### Task brief
Go through the listing and state how many lines hold the string "Informationen". Nothing else is needed.

◇ ◇ ◇ ◇ ◇

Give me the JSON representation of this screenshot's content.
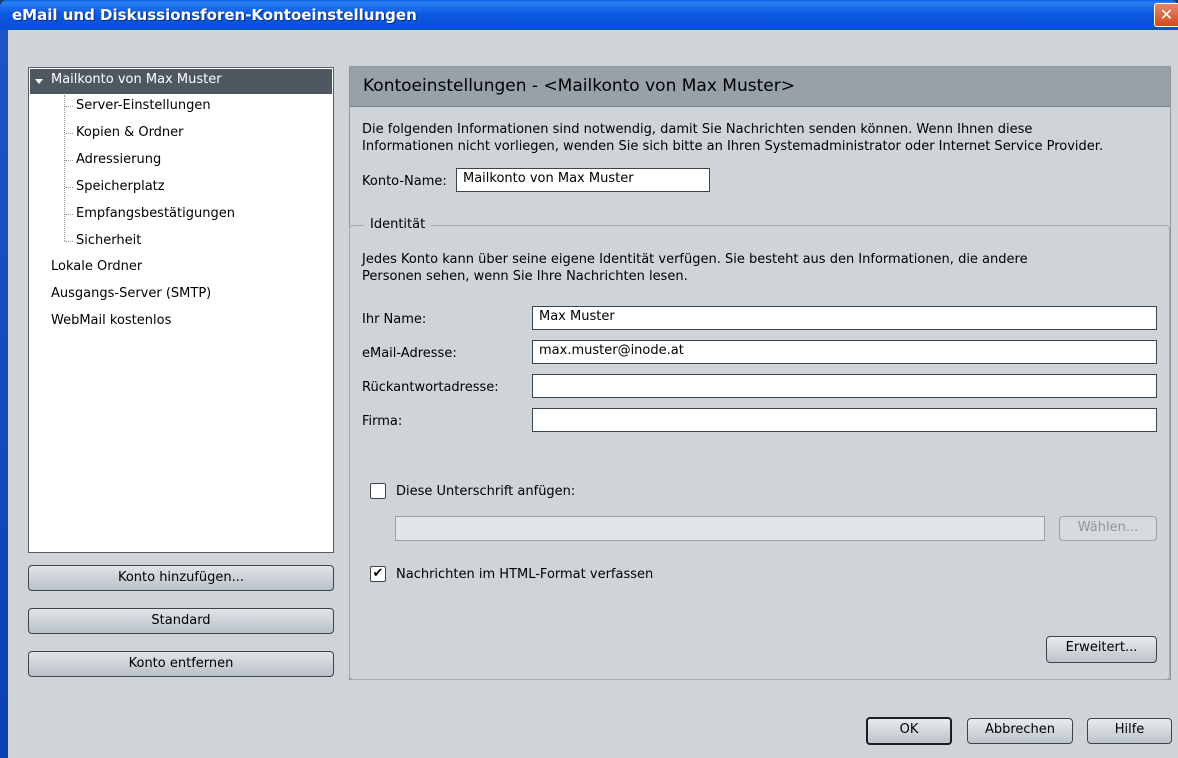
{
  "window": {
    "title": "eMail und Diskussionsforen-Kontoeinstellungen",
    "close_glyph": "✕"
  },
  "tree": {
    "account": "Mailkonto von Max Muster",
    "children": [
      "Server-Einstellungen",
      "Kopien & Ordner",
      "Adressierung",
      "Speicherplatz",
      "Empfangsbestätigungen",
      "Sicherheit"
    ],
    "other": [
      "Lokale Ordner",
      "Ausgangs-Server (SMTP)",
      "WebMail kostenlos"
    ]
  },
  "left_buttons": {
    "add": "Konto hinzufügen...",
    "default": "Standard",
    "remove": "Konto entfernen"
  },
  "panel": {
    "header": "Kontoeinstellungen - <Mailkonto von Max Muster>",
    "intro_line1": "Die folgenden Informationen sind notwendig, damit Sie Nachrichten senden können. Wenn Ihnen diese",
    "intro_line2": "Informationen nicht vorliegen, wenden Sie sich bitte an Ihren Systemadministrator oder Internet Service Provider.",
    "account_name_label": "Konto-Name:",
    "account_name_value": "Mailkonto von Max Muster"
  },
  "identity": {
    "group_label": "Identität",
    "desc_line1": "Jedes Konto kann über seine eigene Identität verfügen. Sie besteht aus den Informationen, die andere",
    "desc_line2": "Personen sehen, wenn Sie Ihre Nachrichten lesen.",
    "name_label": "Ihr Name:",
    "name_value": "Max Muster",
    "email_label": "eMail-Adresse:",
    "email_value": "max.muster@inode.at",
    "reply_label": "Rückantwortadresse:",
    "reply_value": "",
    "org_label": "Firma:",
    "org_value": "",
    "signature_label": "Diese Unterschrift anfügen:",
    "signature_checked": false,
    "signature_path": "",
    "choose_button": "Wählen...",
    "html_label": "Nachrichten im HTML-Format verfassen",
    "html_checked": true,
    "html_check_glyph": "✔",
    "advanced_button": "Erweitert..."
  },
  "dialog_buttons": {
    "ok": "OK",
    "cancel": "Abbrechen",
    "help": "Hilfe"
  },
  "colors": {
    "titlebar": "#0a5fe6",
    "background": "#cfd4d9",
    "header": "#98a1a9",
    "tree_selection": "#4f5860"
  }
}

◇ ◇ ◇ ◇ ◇

### Output for this task
3